Everything should be able to be accessed in three clicks.

Consumers appear to be becoming increasingly impatient, therefore it’s logical to suppose that if a visitor can’t discover what they’re looking for on your site in three clicks, they’ll go. However, a lot of usability studies have refuted this unofficial web design guideline. Consumers are prepared to go around and investigate a website to discover what they want, despite the fact that simplicity of navigation is critical in web design. Visitors will be willing to browse your website as long as they feel like they’re making progress and are being presented with useful information.

Getting More Feedback Is Always Beneficial

Have you heard the expression “too many cooks in the kitchen ruin the broth?” This is exactly what might happen if you get too much input on your site’s design. It’s not that feedback is bad; rather, it must be useful. Instead of sending out a mass email asking for opinion on your site’s design, make sure you only ask individuals who understand web design, your business, and your target demographic. Lilo Australia told us that as you strive to accept everyone’s tiny adjustments, too much valuable feedback might derail your project and lead to a poor design. Ask your designer if you’re unsure about something on your site’s design. You hired them for their experience, and they’ll help you choose the finest design options for your website.

Final words

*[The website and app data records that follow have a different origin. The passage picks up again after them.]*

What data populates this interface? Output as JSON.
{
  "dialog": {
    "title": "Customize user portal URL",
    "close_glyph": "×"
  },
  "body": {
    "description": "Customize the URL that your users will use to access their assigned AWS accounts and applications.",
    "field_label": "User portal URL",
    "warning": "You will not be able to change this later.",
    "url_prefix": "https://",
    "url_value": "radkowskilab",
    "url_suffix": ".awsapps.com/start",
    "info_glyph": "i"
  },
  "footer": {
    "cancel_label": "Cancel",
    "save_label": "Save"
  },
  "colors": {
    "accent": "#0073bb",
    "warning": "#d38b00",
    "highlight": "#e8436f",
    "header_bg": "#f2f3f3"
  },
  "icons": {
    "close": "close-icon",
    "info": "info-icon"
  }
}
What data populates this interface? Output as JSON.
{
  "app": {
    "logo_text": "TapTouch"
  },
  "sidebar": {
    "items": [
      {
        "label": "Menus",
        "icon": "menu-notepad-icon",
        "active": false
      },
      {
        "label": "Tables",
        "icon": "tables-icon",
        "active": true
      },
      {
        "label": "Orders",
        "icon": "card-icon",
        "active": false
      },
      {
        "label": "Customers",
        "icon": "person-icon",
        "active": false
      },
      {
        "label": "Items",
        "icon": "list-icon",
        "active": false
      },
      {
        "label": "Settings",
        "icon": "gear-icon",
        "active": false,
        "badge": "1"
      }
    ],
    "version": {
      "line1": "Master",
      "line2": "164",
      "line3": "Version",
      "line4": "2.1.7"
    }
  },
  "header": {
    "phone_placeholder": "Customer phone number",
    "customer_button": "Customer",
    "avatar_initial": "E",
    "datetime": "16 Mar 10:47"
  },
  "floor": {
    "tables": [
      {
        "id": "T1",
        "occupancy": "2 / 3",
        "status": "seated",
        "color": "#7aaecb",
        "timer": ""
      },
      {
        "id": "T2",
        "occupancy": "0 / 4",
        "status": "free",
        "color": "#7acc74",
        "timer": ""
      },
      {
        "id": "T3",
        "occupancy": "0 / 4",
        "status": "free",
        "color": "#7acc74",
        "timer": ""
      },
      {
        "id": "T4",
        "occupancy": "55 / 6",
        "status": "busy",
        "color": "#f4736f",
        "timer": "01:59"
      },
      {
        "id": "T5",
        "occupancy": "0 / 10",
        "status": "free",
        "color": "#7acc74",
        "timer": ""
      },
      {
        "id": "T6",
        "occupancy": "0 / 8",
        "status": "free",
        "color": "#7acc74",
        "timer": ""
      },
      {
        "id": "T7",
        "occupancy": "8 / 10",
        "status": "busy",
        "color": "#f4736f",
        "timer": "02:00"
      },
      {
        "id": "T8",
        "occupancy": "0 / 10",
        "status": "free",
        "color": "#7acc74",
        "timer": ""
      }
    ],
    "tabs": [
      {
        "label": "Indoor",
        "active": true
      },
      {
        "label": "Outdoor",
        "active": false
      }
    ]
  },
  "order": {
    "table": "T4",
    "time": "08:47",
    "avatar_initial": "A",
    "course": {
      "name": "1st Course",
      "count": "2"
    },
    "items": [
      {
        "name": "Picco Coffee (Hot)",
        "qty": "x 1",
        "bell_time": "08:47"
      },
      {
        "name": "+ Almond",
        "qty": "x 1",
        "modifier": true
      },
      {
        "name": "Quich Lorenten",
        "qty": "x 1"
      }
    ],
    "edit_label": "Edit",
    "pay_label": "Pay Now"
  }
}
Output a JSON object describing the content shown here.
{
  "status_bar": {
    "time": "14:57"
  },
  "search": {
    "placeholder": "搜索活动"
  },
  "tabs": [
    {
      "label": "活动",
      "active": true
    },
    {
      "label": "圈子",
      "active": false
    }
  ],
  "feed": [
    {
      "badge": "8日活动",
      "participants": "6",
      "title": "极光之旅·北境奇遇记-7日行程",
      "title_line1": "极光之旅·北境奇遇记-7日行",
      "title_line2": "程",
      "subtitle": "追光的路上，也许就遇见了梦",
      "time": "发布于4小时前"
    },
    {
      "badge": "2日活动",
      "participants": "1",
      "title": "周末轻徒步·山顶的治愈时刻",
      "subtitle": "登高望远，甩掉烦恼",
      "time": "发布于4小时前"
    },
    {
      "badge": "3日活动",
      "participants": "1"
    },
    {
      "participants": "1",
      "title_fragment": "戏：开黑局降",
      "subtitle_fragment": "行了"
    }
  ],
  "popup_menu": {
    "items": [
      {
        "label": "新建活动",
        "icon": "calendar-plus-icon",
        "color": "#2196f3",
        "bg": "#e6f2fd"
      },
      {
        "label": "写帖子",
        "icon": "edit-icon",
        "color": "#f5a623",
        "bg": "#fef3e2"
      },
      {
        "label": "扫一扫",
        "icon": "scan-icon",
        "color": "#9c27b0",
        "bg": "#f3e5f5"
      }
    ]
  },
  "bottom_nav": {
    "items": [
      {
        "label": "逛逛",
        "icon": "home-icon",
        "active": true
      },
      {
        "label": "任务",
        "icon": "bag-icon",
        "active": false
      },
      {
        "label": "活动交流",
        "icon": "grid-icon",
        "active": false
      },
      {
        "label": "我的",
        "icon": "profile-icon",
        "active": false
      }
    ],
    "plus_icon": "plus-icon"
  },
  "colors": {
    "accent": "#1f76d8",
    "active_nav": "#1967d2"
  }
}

For the most part, there is no single right or wrong solution when it comes to website design. What matters is that the design is well-integrated and aids buyers in making a selection. Your website should be well-planned, well-implemented, and well tested. At the time of designing a website, you need to make sure that you are not getting carried away by the myths. Then you will be able to end up with designing the best possible website at the end of the day. You will fall in love with the returns that you can receive out of your website designing project at the end of the day.